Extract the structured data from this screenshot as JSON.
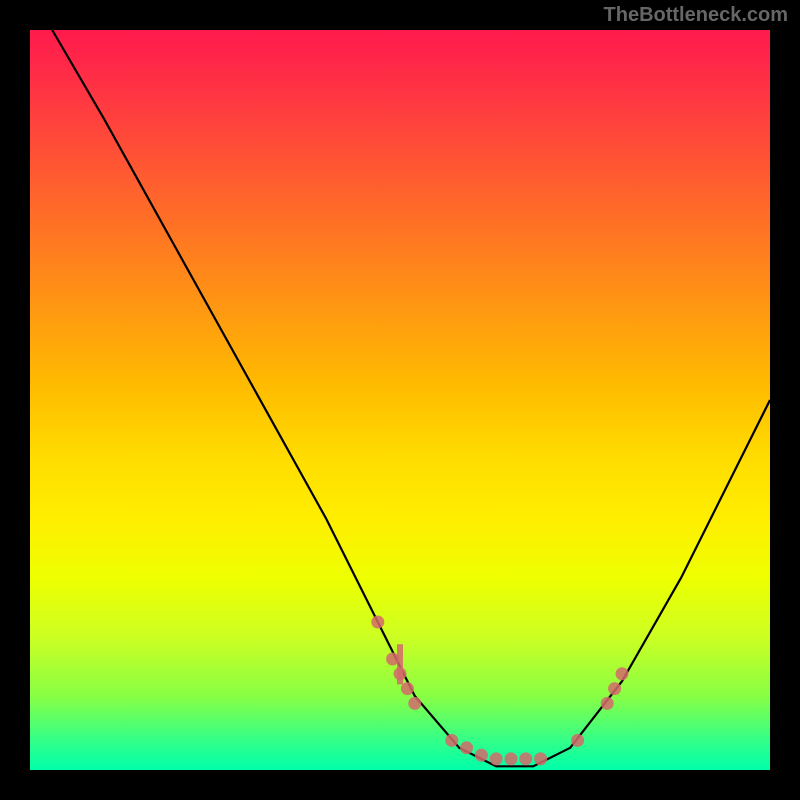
{
  "watermark": "TheBottleneck.com",
  "chart_data": {
    "type": "line",
    "title": "",
    "xlabel": "",
    "ylabel": "",
    "xlim": [
      0,
      100
    ],
    "ylim": [
      0,
      100
    ],
    "curve": [
      {
        "x": 3,
        "y": 100
      },
      {
        "x": 10,
        "y": 88
      },
      {
        "x": 20,
        "y": 70
      },
      {
        "x": 30,
        "y": 52
      },
      {
        "x": 40,
        "y": 34
      },
      {
        "x": 47,
        "y": 20
      },
      {
        "x": 52,
        "y": 10
      },
      {
        "x": 58,
        "y": 3
      },
      {
        "x": 63,
        "y": 0.5
      },
      {
        "x": 68,
        "y": 0.5
      },
      {
        "x": 73,
        "y": 3
      },
      {
        "x": 80,
        "y": 12
      },
      {
        "x": 88,
        "y": 26
      },
      {
        "x": 95,
        "y": 40
      },
      {
        "x": 100,
        "y": 50
      }
    ],
    "points": [
      {
        "x": 47,
        "y": 20
      },
      {
        "x": 49,
        "y": 15
      },
      {
        "x": 50,
        "y": 13
      },
      {
        "x": 51,
        "y": 11
      },
      {
        "x": 52,
        "y": 9
      },
      {
        "x": 57,
        "y": 4
      },
      {
        "x": 59,
        "y": 3
      },
      {
        "x": 61,
        "y": 2
      },
      {
        "x": 63,
        "y": 1.5
      },
      {
        "x": 65,
        "y": 1.5
      },
      {
        "x": 67,
        "y": 1.5
      },
      {
        "x": 69,
        "y": 1.5
      },
      {
        "x": 74,
        "y": 4
      },
      {
        "x": 78,
        "y": 9
      },
      {
        "x": 79,
        "y": 11
      },
      {
        "x": 80,
        "y": 13
      }
    ],
    "bars": [
      {
        "x": 50,
        "h": 3
      }
    ]
  }
}
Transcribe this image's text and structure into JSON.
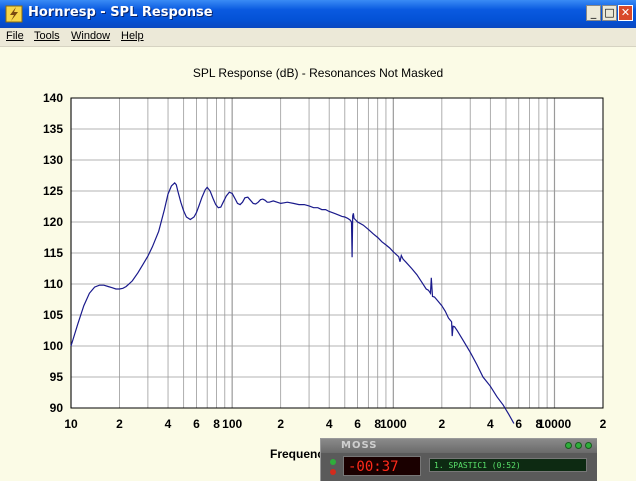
{
  "window": {
    "title": "Hornresp - SPL Response",
    "minimize_glyph": "_",
    "maximize_glyph": "□",
    "close_glyph": "✕",
    "icon": "lightning-icon"
  },
  "menu": [
    {
      "label": "File"
    },
    {
      "label": "Tools"
    },
    {
      "label": "Window"
    },
    {
      "label": "Help"
    }
  ],
  "colors": {
    "titlebar": "#0a5ae0",
    "plot_bg": "#ffffff",
    "page_bg": "#fbfbe6",
    "grid": "#9a9a9a",
    "curve": "#1a1a8c",
    "close_button": "#d9492a"
  },
  "chart_data": {
    "type": "line",
    "title": "SPL Response (dB) - Resonances Not Masked",
    "xlabel": "Frequenc",
    "ylabel": "",
    "x_scale": "log",
    "xlim": [
      10,
      20000
    ],
    "ylim": [
      90,
      140
    ],
    "grid": true,
    "y_ticks": [
      "140",
      "135",
      "130",
      "125",
      "120",
      "115",
      "110",
      "105",
      "100",
      "95",
      "90"
    ],
    "x_ticks": [
      {
        "value": 10,
        "label": "10"
      },
      {
        "value": 20,
        "label": "2"
      },
      {
        "value": 40,
        "label": "4"
      },
      {
        "value": 60,
        "label": "6"
      },
      {
        "value": 80,
        "label": "8"
      },
      {
        "value": 100,
        "label": "100"
      },
      {
        "value": 200,
        "label": "2"
      },
      {
        "value": 400,
        "label": "4"
      },
      {
        "value": 600,
        "label": "6"
      },
      {
        "value": 800,
        "label": "8"
      },
      {
        "value": 1000,
        "label": "1000"
      },
      {
        "value": 2000,
        "label": "2"
      },
      {
        "value": 4000,
        "label": "4"
      },
      {
        "value": 6000,
        "label": "6"
      },
      {
        "value": 8000,
        "label": "8"
      },
      {
        "value": 10000,
        "label": "10000"
      },
      {
        "value": 20000,
        "label": "2"
      }
    ],
    "series": [
      {
        "x": [
          10,
          11,
          12,
          13,
          14,
          15,
          16,
          17,
          18,
          19,
          20,
          21,
          22,
          24,
          26,
          28,
          30,
          32,
          35,
          38,
          40,
          42,
          44,
          45,
          46,
          48,
          50,
          52,
          55,
          58,
          60,
          62,
          65,
          68,
          70,
          73,
          76,
          79,
          82,
          85,
          88,
          92,
          96,
          100,
          104,
          108,
          112,
          116,
          120,
          125,
          130,
          135,
          140,
          145,
          150,
          155,
          160,
          165,
          170,
          180,
          190,
          200,
          210,
          220,
          240,
          260,
          280,
          300,
          320,
          340,
          360,
          380,
          400,
          420,
          440,
          460,
          480,
          500,
          520,
          540,
          550,
          555,
          560,
          565,
          570,
          580,
          600,
          650,
          700,
          750,
          800,
          850,
          900,
          950,
          1000,
          1050,
          1080,
          1100,
          1120,
          1150,
          1200,
          1300,
          1400,
          1500,
          1600,
          1650,
          1700,
          1720,
          1750,
          1800,
          1900,
          2000,
          2100,
          2200,
          2250,
          2300,
          2320,
          2350,
          2400,
          2500,
          2700,
          3000,
          3300,
          3600,
          4000,
          4400,
          4800,
          5200,
          5600
        ],
        "y": [
          100.0,
          103.5,
          106.5,
          108.5,
          109.5,
          109.8,
          109.8,
          109.6,
          109.4,
          109.2,
          109.2,
          109.3,
          109.6,
          110.5,
          111.8,
          113.2,
          114.5,
          116.0,
          118.5,
          122.0,
          124.5,
          125.8,
          126.3,
          126.0,
          125.0,
          123.2,
          121.8,
          120.8,
          120.4,
          120.8,
          121.5,
          122.5,
          124.0,
          125.2,
          125.6,
          125.0,
          123.8,
          122.8,
          122.3,
          122.4,
          123.2,
          124.2,
          124.8,
          124.6,
          123.8,
          123.0,
          122.8,
          123.2,
          123.9,
          124.0,
          123.5,
          123.0,
          122.9,
          123.2,
          123.6,
          123.7,
          123.5,
          123.2,
          123.2,
          123.4,
          123.2,
          123.0,
          123.1,
          123.2,
          123.0,
          122.8,
          122.8,
          122.6,
          122.3,
          122.3,
          122.0,
          122.0,
          121.7,
          121.5,
          121.3,
          121.1,
          120.9,
          120.8,
          120.6,
          120.3,
          120.0,
          114.3,
          121.0,
          121.4,
          120.6,
          120.4,
          120.0,
          119.5,
          118.8,
          118.1,
          117.5,
          116.8,
          116.3,
          115.8,
          115.2,
          114.7,
          114.4,
          113.6,
          114.6,
          114.0,
          113.5,
          112.5,
          111.5,
          110.3,
          109.2,
          109.0,
          108.5,
          111.0,
          108.0,
          107.9,
          107.2,
          106.5,
          105.6,
          104.5,
          104.2,
          103.9,
          101.6,
          103.2,
          103.1,
          102.4,
          101.0,
          99.0,
          97.0,
          95.0,
          93.5,
          91.8,
          90.5,
          89.0,
          87.5
        ]
      }
    ]
  },
  "moss_player": {
    "logo": "MOSS",
    "time": "-00:37",
    "track": "1. SPASTIC1 (0:52)"
  }
}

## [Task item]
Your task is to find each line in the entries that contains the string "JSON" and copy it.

## [Solved problem]
Extract the structured data from this screenshot as JSON.
Transcribe this image's text and structure into JSON.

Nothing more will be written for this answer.